This Inside Higher Ed article summarizes a study about the effects of racial and opinion diversity on people’s opinions about access to college. The "newsworthy" finding is that racial and ethnic diversity in a discussion group are more likely to lead to changes in opinions than is opinion diversity (which may not be manifested if the "outliers" don’t speak up). The study’s authors and the IHE reporter want the big takeaway to be that racial and ethnic diversity matter in education, and that, by itself, "mere" diversity of opinion doesn’t have the same sort of effect as the former sort of diversity. If you want to change people, change the complexion of those with whom they interact.
Well, I dunno. A one-time discussion isn’t a very good proxy for a classroom relationship that extends over a semester or a campus community that goes longer than that. People who are initially silent may gain the confidence to speak up over time.
Unless, perhaps, their opinions are clearly and consistently disfavored by the dominant (student, professorial, or administrative) voices.

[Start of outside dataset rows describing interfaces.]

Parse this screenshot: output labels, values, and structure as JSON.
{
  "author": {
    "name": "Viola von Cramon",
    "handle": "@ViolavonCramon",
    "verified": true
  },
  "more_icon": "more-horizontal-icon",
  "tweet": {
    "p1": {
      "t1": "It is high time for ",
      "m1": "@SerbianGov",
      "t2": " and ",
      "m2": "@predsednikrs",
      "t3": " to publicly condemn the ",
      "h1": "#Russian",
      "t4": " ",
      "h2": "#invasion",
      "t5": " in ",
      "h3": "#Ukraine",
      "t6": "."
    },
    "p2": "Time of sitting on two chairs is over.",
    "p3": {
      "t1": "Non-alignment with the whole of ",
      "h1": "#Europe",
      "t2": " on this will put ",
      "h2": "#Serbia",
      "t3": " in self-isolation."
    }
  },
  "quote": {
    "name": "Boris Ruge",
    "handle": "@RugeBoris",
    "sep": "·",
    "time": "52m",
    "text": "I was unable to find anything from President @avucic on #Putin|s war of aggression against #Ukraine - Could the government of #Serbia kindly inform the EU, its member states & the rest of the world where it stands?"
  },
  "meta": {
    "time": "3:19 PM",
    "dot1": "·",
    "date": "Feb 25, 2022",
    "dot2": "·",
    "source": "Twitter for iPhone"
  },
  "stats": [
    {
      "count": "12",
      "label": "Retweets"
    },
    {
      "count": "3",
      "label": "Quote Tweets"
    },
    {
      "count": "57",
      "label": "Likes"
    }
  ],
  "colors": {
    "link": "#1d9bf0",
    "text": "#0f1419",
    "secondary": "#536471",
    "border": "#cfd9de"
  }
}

I’d be interested in a study of what it takes to get the silent to speak up.
Update: On reflection, there are all sorts of other things wrong with this study, at least as it’s reported. First, let’s raise the question of whether changing people’s opinions is, absent everything else, a good thing. If the opinions are bad, sure, but if not, why? Second, why not be open to the possibility that the result of exposure to "diversity," however understood, might be to confirm opinions? Openness to evidence and argument may produce confirmation rather than change. Third, the bare argument for intellectual diversity is almost (but not quite) as reductionist as the argument for racial and ethnic diversity. Proponents of the former who go no further assume a kind of intellectual and moral equivalence among arguments, leaving it to the "marketplace of ideas" to sort out quality. But absent considerations of quality, a diversity of arguments can’t be expected to produce anything good, especially if the folks who are supposed to sort them out aren’t all young Socrateses.
What this last consideration leads me to is not a simple-minded call for intellectual diversity in faculty hiring, but rather a call for faculty to be intellectually honest and even-handed, putting forth the best possible arguments for all positions, or perhaps even tilting against a classroom consensus to make students think their own positions through. This is good teaching, regardless of who the professor votes for in November.